Washington Records Lowest Abortion Rates in State History
by Steven Ertelt
May 30, 2005
Olympia, WA (LifeNews.com) — The state of Washington is echoing a national trend and recent figures from the state health department show it recently recorded the lowest annual abortion rates in state history. Abortions on women in general as well as on teenagers are at their lowest points since the state started collecting data in 1980.
The Washington Department of Health reports that for all women of childbearing age, the abortion rate in 2003, the latest year for which data is available, was 19.3. For teenagers, the abortion rate was 21.5.
Approximately 23.7 percent of all pregnancies in the state of Washington end in abortion.
More than half of girls under 15 who became pregnant had abortions and nearly half of all girls 15-17 who became pregnant had abortions.
"The teenage abortion rate in 2003 is less than half the rate in 1980 and the rate among all women is nearly 40 percent lower in 2003 than it had been when it peaked in 1989," Phyllis Reed, the author of the report, said.
According to the report, 25,106 abortions occurred in Washington state in 2003 with 4,609 on girls between 15-19 and 8,534 on women between 20-24. There were 115 abortions on girls under the age of 15 years old — indicating abortions are being performed in the state on victims of statutory rape.
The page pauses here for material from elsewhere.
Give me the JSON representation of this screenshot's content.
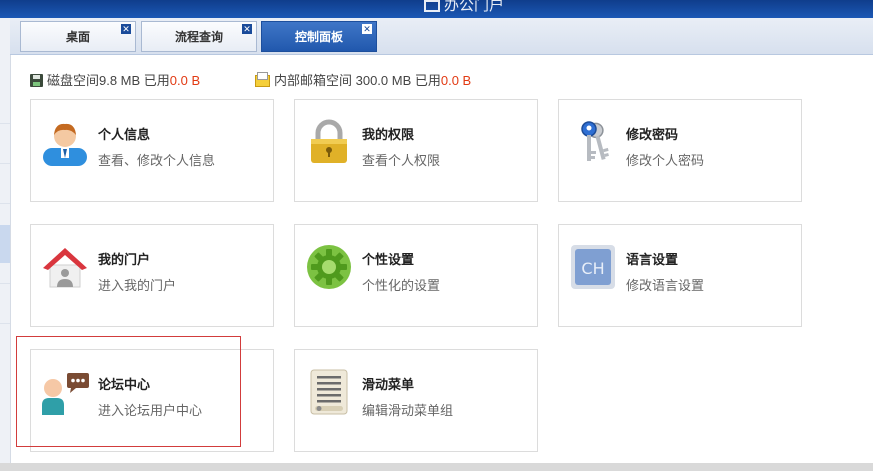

About half of the women who had abortions in 2003 had already had at least one previous abortion. Approximately 20 percent of Washington women had more than one abortion previously before their 2003 abortion.
In 2002, there were 25,446 abortions, and the 2003 figure represents a 1.3 percent decrease.
Teen pregnancy rates have also declined in the state.
In 2003, the number of pregnancies per 1,000 girls ages 15 to 19 was 53.2 – the lowest rate seen since 1980 when reporting first began and the teen pregnancy rate was 95.4.
"This is good news," said the report’s author, Phyllis Reed. "A variety of factors contribute to the declining trend seen in teen pregnancies since it peaked in 1989 at 96 births per 1,000 women in that age group."
One of those factors, Reed indicated, included campaigns promoting sexual abstinence.
Last week, the state of Wisconsin reported that abortion rates there are at their lowest levels since 1974.
According to the Wisconsin Department of Health and Family Services, there were 9,943 abortions in the state last year, less than half of the all-time high of 21,754 in 1980.
Other states have shown similar record declines in the number of abortions.
The number of abortions performed on Kansas women has declined 10% since 1996 and abortions in Kentucky have been steadily dropping for more than a decade with 3,502 in 2002 and 9,590 in 1991.
New statistics in the state of Illinois show a whopping 10 percent drop in the number of abortions performed last year. The new numbers take the state to its lowest number of annual abortions in thirty years.
Since 1988, abortions have dropped a whopping 53 percent in South Carolina. After peaking at 8,814 in 1991, the number of abortions in 2002 in Mississippi fell to just 3,605.
Related web sites:
Washington Department of Health – https://www.doh.wa.gov